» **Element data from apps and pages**
※ ※ ※

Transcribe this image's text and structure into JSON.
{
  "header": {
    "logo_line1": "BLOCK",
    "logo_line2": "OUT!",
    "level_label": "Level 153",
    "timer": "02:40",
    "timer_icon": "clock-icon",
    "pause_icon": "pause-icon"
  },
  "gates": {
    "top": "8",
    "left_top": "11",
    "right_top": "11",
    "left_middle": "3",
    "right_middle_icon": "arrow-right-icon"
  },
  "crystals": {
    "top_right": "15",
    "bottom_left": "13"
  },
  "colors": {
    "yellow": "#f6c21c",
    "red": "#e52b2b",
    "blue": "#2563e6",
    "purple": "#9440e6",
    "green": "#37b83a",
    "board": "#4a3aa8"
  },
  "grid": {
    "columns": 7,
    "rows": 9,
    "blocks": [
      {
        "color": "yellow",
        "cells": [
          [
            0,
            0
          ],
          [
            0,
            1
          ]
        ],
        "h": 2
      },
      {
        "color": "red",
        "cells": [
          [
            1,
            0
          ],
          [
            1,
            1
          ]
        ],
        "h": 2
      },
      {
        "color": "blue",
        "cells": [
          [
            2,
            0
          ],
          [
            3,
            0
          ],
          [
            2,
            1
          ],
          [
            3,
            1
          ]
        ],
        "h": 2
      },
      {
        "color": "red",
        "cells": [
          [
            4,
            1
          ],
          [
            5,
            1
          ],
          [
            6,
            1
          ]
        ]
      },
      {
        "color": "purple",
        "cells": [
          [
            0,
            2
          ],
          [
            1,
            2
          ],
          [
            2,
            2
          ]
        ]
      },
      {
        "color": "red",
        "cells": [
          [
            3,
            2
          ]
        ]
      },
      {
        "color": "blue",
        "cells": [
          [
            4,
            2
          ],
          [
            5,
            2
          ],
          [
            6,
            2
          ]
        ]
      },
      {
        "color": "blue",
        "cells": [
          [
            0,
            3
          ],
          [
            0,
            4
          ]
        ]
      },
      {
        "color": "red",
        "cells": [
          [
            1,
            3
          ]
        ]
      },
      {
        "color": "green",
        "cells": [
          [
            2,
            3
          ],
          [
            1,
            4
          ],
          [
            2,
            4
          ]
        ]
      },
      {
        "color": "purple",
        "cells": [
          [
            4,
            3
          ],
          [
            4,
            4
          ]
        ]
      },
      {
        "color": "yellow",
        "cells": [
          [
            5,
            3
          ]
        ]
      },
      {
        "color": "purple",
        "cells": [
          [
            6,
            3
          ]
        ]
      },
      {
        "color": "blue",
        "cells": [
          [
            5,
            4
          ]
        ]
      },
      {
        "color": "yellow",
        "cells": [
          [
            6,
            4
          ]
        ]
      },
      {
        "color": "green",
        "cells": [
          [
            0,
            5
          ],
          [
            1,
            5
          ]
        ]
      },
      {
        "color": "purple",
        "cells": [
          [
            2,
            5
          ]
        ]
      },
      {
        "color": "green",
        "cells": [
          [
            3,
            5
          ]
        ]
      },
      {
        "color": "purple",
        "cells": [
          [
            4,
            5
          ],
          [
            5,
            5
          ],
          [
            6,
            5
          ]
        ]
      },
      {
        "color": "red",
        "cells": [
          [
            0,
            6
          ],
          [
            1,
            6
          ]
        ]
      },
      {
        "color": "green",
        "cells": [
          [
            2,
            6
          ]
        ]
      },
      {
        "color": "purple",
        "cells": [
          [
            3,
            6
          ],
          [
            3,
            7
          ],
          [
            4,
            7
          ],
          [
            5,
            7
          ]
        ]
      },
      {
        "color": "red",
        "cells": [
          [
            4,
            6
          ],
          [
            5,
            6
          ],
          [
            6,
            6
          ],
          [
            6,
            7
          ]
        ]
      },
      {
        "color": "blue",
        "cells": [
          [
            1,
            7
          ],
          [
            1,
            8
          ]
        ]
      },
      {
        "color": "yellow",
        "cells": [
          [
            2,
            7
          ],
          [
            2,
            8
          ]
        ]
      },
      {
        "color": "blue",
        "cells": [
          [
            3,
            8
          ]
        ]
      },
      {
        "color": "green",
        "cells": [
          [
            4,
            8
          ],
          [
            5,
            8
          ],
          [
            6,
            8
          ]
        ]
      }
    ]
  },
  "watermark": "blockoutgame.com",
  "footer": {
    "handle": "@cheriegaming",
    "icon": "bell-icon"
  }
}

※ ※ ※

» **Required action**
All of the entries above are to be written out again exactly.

» **Output**
Transcribe this image's text and structure into JSON.
{
  "header": {
    "logo_line1": "BLOCK",
    "logo_line2": "OUT!",
    "level_label": "Level 153",
    "timer": "02:40",
    "timer_icon": "clock-icon",
    "pause_icon": "pause-icon"
  },
  "gates": {
    "top": "8",
    "left_top": "11",
    "right_top": "11",
    "left_middle": "3",
    "right_middle_icon": "arrow-right-icon"
  },
  "crystals": {
    "top_right": "15",
    "bottom_left": "13"
  },
  "colors": {
    "yellow": "#f6c21c",
    "red": "#e52b2b",
    "blue": "#2563e6",
    "purple": "#9440e6",
    "green": "#37b83a",
    "board": "#4a3aa8"
  },
  "grid": {
    "columns": 7,
    "rows": 9,
    "blocks": [
      {
        "color": "yellow",
        "cells": [
          [
            0,
            0
          ],
          [
            0,
            1
          ]
        ],
        "h": 2
      },
      {
        "color": "red",
        "cells": [
          [
            1,
            0
          ],
          [
            1,
            1
          ]
        ],
        "h": 2
      },
      {
        "color": "blue",
        "cells": [
          [
            2,
            0
          ],
          [
            3,
            0
          ],
          [
            2,
            1
          ],
          [
            3,
            1
          ]
        ],
        "h": 2
      },
      {
        "color": "red",
        "cells": [
          [
            4,
            1
          ],
          [
            5,
            1
          ],
          [
            6,
            1
          ]
        ]
      },
      {
        "color": "purple",
        "cells": [
          [
            0,
            2
          ],
          [
            1,
            2
          ],
          [
            2,
            2
          ]
        ]
      },
      {
        "color": "red",
        "cells": [
          [
            3,
            2
          ]
        ]
      },
      {
        "color": "blue",
        "cells": [
          [
            4,
            2
          ],
          [
            5,
            2
          ],
          [
            6,
            2
          ]
        ]
      },
      {
        "color": "blue",
        "cells": [
          [
            0,
            3
          ],
          [
            0,
            4
          ]
        ]
      },
      {
        "color": "red",
        "cells": [
          [
            1,
            3
          ]
        ]
      },
      {
        "color": "green",
        "cells": [
          [
            2,
            3
          ],
          [
            1,
            4
          ],
          [
            2,
            4
          ]
        ]
      },
      {
        "color": "purple",
        "cells": [
          [
            4,
            3
          ],
          [
            4,
            4
          ]
        ]
      },
      {
        "color": "yellow",
        "cells": [
          [
            5,
            3
          ]
        ]
      },
      {
        "color": "purple",
        "cells": [
          [
            6,
            3
          ]
        ]
      },
      {
        "color": "blue",
        "cells": [
          [
            5,
            4
          ]
        ]
      },
      {
        "color": "yellow",
        "cells": [
          [
            6,
            4
          ]
        ]
      },
      {
        "color": "green",
        "cells": [
          [
            0,
            5
          ],
          [
            1,
            5
          ]
        ]
      },
      {
        "color": "purple",
        "cells": [
          [
            2,
            5
          ]
        ]
      },
      {
        "color": "green",
        "cells": [
          [
            3,
            5
          ]
        ]
      },
      {
        "color": "purple",
        "cells": [
          [
            4,
            5
          ],
          [
            5,
            5
          ],
          [
            6,
            5
          ]
        ]
      },
      {
        "color": "red",
        "cells": [
          [
            0,
            6
          ],
          [
            1,
            6
          ]
        ]
      },
      {
        "color": "green",
        "cells": [
          [
            2,
            6
          ]
        ]
      },
      {
        "color": "purple",
        "cells": [
          [
            3,
            6
          ],
          [
            3,
            7
          ],
          [
            4,
            7
          ],
          [
            5,
            7
          ]
        ]
      },
      {
        "color": "red",
        "cells": [
          [
            4,
            6
          ],
          [
            5,
            6
          ],
          [
            6,
            6
          ],
          [
            6,
            7
          ]
        ]
      },
      {
        "color": "blue",
        "cells": [
          [
            1,
            7
          ],
          [
            1,
            8
          ]
        ]
      },
      {
        "color": "yellow",
        "cells": [
          [
            2,
            7
          ],
          [
            2,
            8
          ]
        ]
      },
      {
        "color": "blue",
        "cells": [
          [
            3,
            8
          ]
        ]
      },
      {
        "color": "green",
        "cells": [
          [
            4,
            8
          ],
          [
            5,
            8
          ],
          [
            6,
            8
          ]
        ]
      }
    ]
  },
  "watermark": "blockoutgame.com",
  "footer": {
    "handle": "@cheriegaming",
    "icon": "bell-icon"
  }
}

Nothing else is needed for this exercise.